Ralph Nader is a consumer advocate, lawyer and author of Only the Super-Rich Can Save Us! 

More articles by:

2016 Fund Drive
Smart. Fierce. Uncompromised. Support CounterPunch Now!

  • cp-store
  • donate paypal

CounterPunch Magazine

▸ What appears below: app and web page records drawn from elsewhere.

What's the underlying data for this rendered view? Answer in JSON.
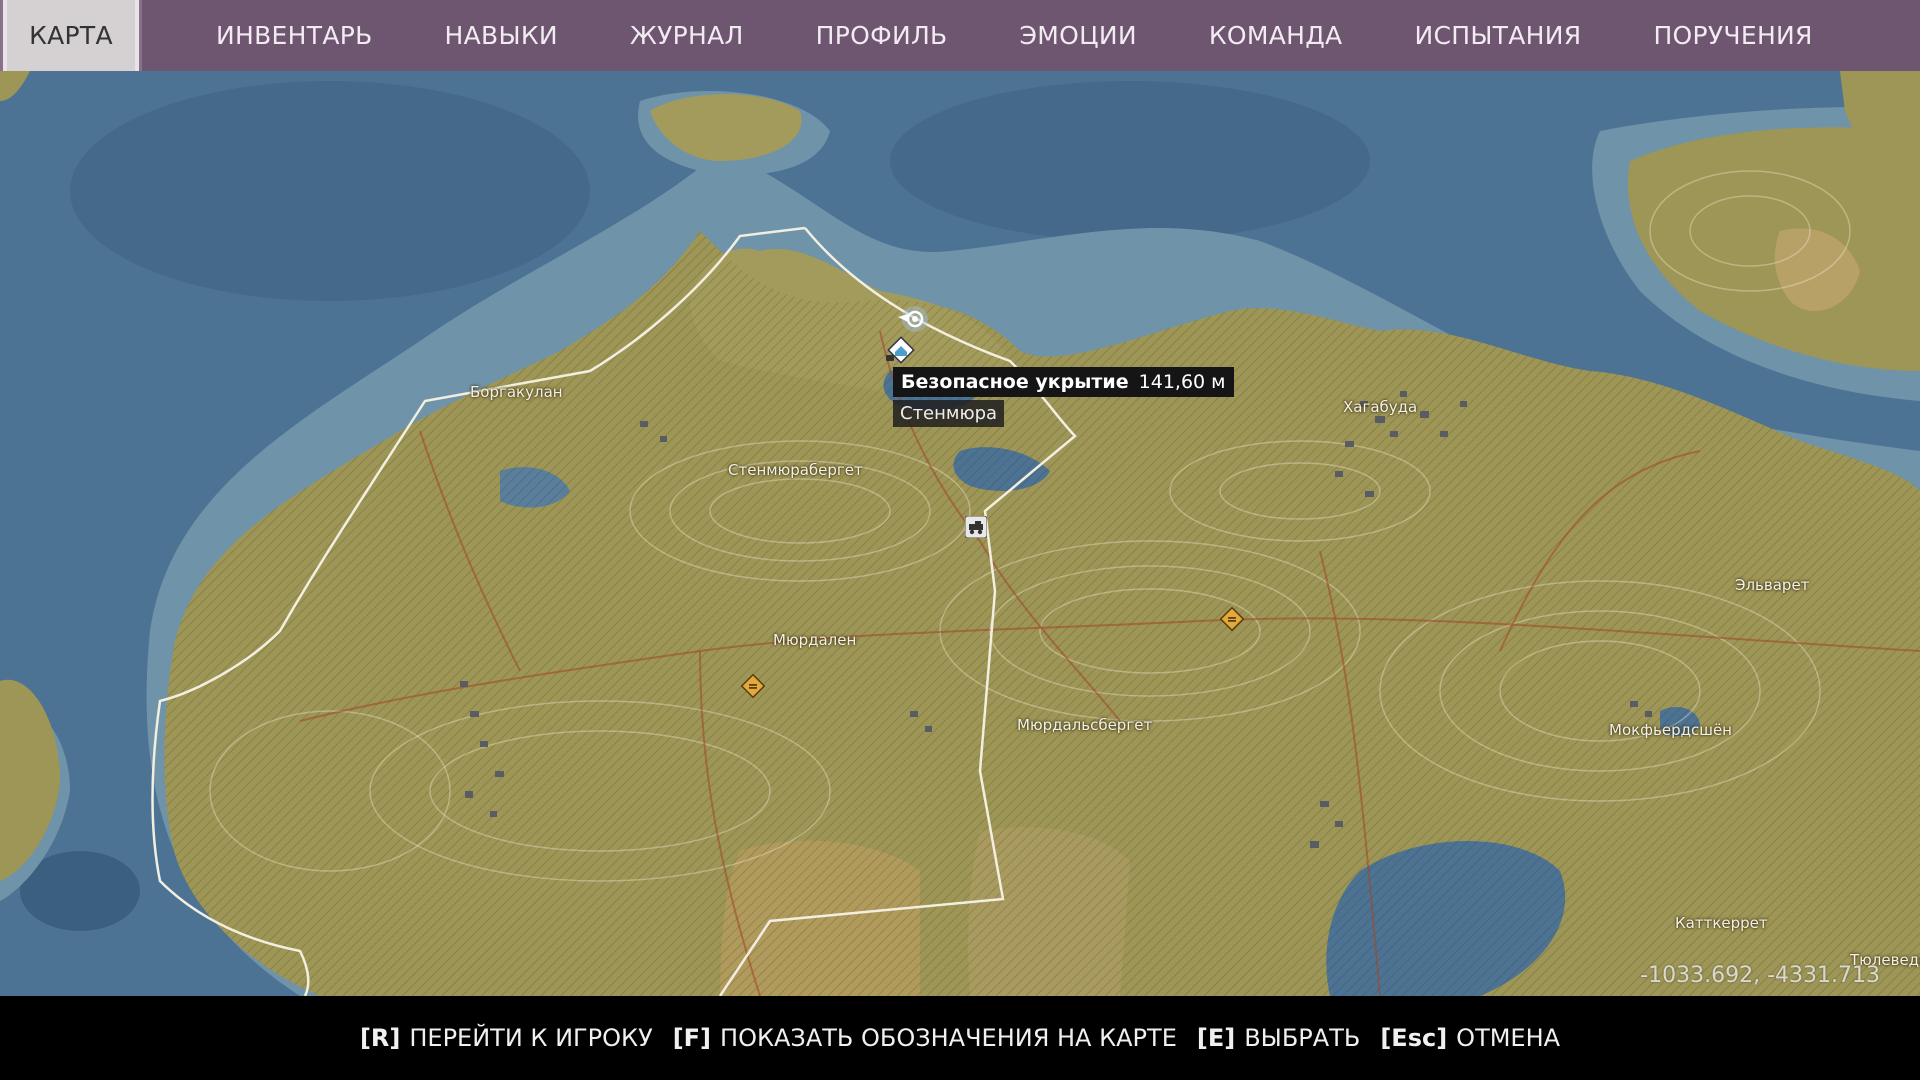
{
  "nav": {
    "active_tab": "КАРТА",
    "tabs": [
      "ИНВЕНТАРЬ",
      "НАВЫКИ",
      "ЖУРНАЛ",
      "ПРОФИЛЬ",
      "ЭМОЦИИ",
      "КОМАНДА",
      "ИСПЫТАНИЯ",
      "ПОРУЧЕНИЯ"
    ]
  },
  "map": {
    "places": [
      "Боргакулан",
      "Стенмюрабергет",
      "Хагабуда",
      "Мюрдален",
      "Мюрдальсбергет",
      "Эльварет",
      "Мокфьердсшён",
      "Катткеррет",
      "Тюлеведе"
    ],
    "tooltip": {
      "title": "Безопасное укрытие",
      "distance": "141,60 м",
      "region": "Стенмюра"
    },
    "coordinates": "-1033.692, -4331.713",
    "icons": {
      "player": "player-position-icon",
      "safehouse": "safehouse-icon",
      "vehicle": "vehicle-icon",
      "objective": "objective-diamond-icon"
    },
    "colors": {
      "water": "#4d7394",
      "shallow": "#6f93a8",
      "land": "#9e9656",
      "field": "#b09a5c",
      "border": "#f2eee0",
      "objective": "#e3a93a",
      "nav_bg": "#6e5570"
    }
  },
  "controls": [
    {
      "key": "[R]",
      "label": "ПЕРЕЙТИ К ИГРОКУ"
    },
    {
      "key": "[F]",
      "label": "ПОКАЗАТЬ ОБОЗНАЧЕНИЯ НА КАРТЕ"
    },
    {
      "key": "[E]",
      "label": "ВЫБРАТЬ"
    },
    {
      "key": "[Esc]",
      "label": "ОТМЕНА"
    }
  ]
}
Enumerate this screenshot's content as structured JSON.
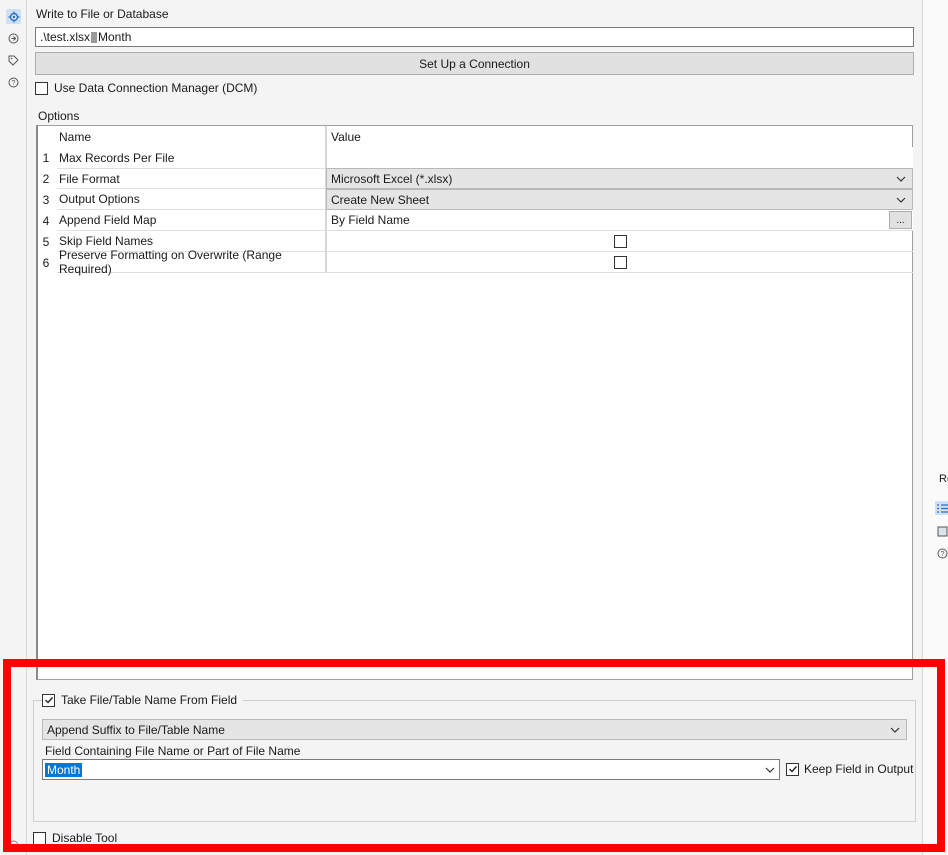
{
  "write_section": {
    "title": "Write to File or Database",
    "path_prefix": ".\\test.xlsx",
    "path_suffix": "Month",
    "setup_button": "Set Up a Connection",
    "dcm_label": "Use Data Connection Manager (DCM)",
    "dcm_checked": false
  },
  "options": {
    "label": "Options",
    "headers": {
      "name": "Name",
      "value": "Value"
    },
    "rows": [
      {
        "num": "1",
        "name": "Max Records Per File",
        "value": ""
      },
      {
        "num": "2",
        "name": "File Format",
        "value": "Microsoft Excel (*.xlsx)"
      },
      {
        "num": "3",
        "name": "Output Options",
        "value": "Create New Sheet"
      },
      {
        "num": "4",
        "name": "Append Field Map",
        "value": "By Field Name",
        "button": "..."
      },
      {
        "num": "5",
        "name": "Skip Field Names",
        "value_checked": false
      },
      {
        "num": "6",
        "name": "Preserve Formatting on Overwrite (Range Required)",
        "value_checked": false
      }
    ]
  },
  "filename_section": {
    "take_label": "Take File/Table Name From Field",
    "take_checked": true,
    "mode_value": "Append Suffix to File/Table Name",
    "field_label": "Field Containing File Name or Part of File Name",
    "field_value": "Month",
    "keep_label": "Keep Field in Output",
    "keep_checked": true
  },
  "disable_label": "Disable Tool",
  "right_panel": {
    "label": "Re"
  },
  "colors": {
    "highlight": "#ff0000",
    "selection": "#0078d7",
    "active_icon_bg": "#cfe0f4"
  },
  "icons": [
    "gear-icon",
    "connections-icon",
    "tag-icon",
    "help-icon",
    "list-icon",
    "panel-icon",
    "help-icon"
  ]
}
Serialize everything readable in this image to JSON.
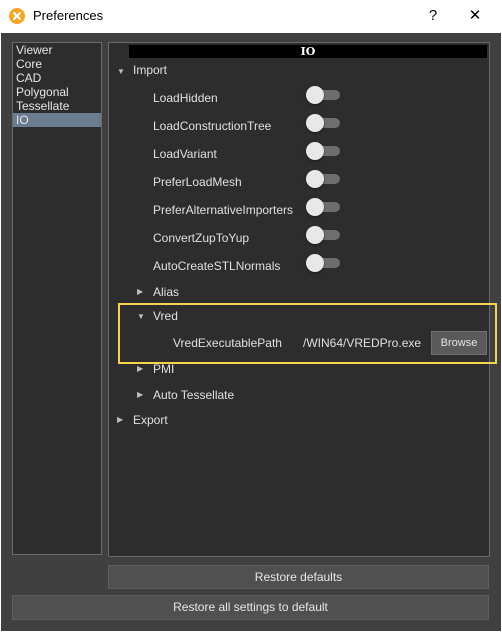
{
  "window": {
    "title": "Preferences",
    "help_glyph": "?",
    "close_glyph": "✕"
  },
  "categories": [
    {
      "label": "Viewer",
      "selected": false
    },
    {
      "label": "Core",
      "selected": false
    },
    {
      "label": "CAD",
      "selected": false
    },
    {
      "label": "Polygonal",
      "selected": false
    },
    {
      "label": "Tessellate",
      "selected": false
    },
    {
      "label": "IO",
      "selected": true
    }
  ],
  "panel": {
    "header": "IO",
    "import_label": "Import",
    "import_options": [
      {
        "label": "LoadHidden",
        "on": false
      },
      {
        "label": "LoadConstructionTree",
        "on": false
      },
      {
        "label": "LoadVariant",
        "on": false
      },
      {
        "label": "PreferLoadMesh",
        "on": false
      },
      {
        "label": "PreferAlternativeImporters",
        "on": false
      },
      {
        "label": "ConvertZupToYup",
        "on": false
      },
      {
        "label": "AutoCreateSTLNormals",
        "on": false
      }
    ],
    "alias_label": "Alias",
    "vred_label": "Vred",
    "vred_path_label": "VredExecutablePath",
    "vred_path_value": "/WIN64/VREDPro.exe",
    "browse_label": "Browse",
    "pmi_label": "PMI",
    "auto_tessellate_label": "Auto Tessellate",
    "export_label": "Export"
  },
  "buttons": {
    "restore_defaults": "Restore defaults",
    "restore_all": "Restore all settings to default"
  },
  "colors": {
    "accent_highlight": "#f5d34a",
    "app_icon": "#f5a623",
    "selected_item": "#6b7c8e"
  },
  "icons": {
    "expanded": "caret-down-icon",
    "collapsed": "caret-right-icon"
  }
}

October 25, 2016
Cathy Breen
“Today Is One of the Heaviest Days of My Life”
October 24, 2016
John Steppling
The Unwoke: Sleepwalking into the Nightmare
Oscar Ortega
Clinton’s Troubling Silence on the Dakota Access Pipeline
Patrick Cockburn
Aleppo vs. Mosul: Media Biases
John Grant
Humanizing Our Militarized Border
Franklin Lamb
US-led Sanctions Targeting Syria Risk Adjudication as War Crimes
Paul Bentley
There Must Be Some Way Out of Here: the Silence of Dylan
Norman Pollack
Militarism: The Elephant in the Room
Patrick Bosold
Dakota Access Oil Pipeline: Invite CEO to Lunch, Go to Jail
Paul Craig Roberts
Was Russia’s Hesitation in Syria a Strategic Mistake?
David Swanson
Of All the Opinions I’ve Heard on Syria
Weekend Edition
October 21, 2016
Friday - Sunday
John Wight
Hillary Clinton and the Brutal Murder of Gaddafi
Diana Johnstone
Hillary Clinton’s Strategic Ambition in a Nutshell
Jeffrey St. Clair
Roaming Charges: Trump’s Naked and Hillary’s Dead
John W. Whitehead
American Psycho: Sex, Lies and Politics Add Up to a Terrifying Election Season
Stephen Cooper
Hell on Earth in Alabama: Inside Holman Prison
Patrick Cockburn
13 Years of War: Mosul’s Frightening and Uncertain Future
Rob Urie
Name the Dangerous Candidate
Pepe Escobar
The Aleppo / Mosul Riddle
David Rosen
The War on Drugs is a Racket
Sami Siegelbaum
Once More, the Value of the Humanities
Cathy Breen
“Today Is One of the Heaviest Days of My Life”
Neve Gordon
Israel’s Boycott Hypocrisy
Mark Hand
Of Pipelines and Protest Pens: When the Press Loses Its Shield
Victor Wallis
On the Stealing of U.S. Elections
Michael Hudson
The Return of the Repressed Critique of Rentiers: Veblen in the 21st century Rentier Capitalism
Brian Cloughley
Drumbeats of Anti-Russia Confrontation From Washington to London
Howard Lisnoff
Still Licking Our Wounds and Hoping for Change
Brian Gruber
Iraq: There Is No State
Peter Lee
Trump: We Wish the Problem Was Fascism
Stanley L. Cohen
Equality and Justice for All, It Seems, But Palestinians
Steve Early
In Bay Area Refinery Town: Berniecrats & Clintonites Clash Over Rent Control
Kristine Mattis
All Solutions are Inadequate: Why It Doesn’t Matter If Politicians Mention Climate Change
Peter Linebaugh
Ron Suny and the Marxist Commune: a Note
Andre Vltchek
Sudan, Africa and the Mosaic of Horrors
Keith Binkly
The Russians Have Been Hacking Us For Years, Why Is It a Crisis Now?
Jonathan Cook
Adam Curtis: Another Manager of Perceptions
Ted Dace
The Fall
Sheldon Richman
Come and See the Anarchy Inherent in the System
Susana Hurlich
Hurricane Matthew: an Overview of the Damages in Cuba
Dave Lindorff
Screwing With and Screwing the Elderly and Disabled
Chandra Muzaffar
Cuba: Rejecting Sanctions, Sending a Message
Dennis Kucinich
War or Peace?
Joseph Natoli
Seething Anger in the Post-2016 Election Season
Jack Rasmus
Behind The 3rd US Presidential Debate—What’s Coming in 2017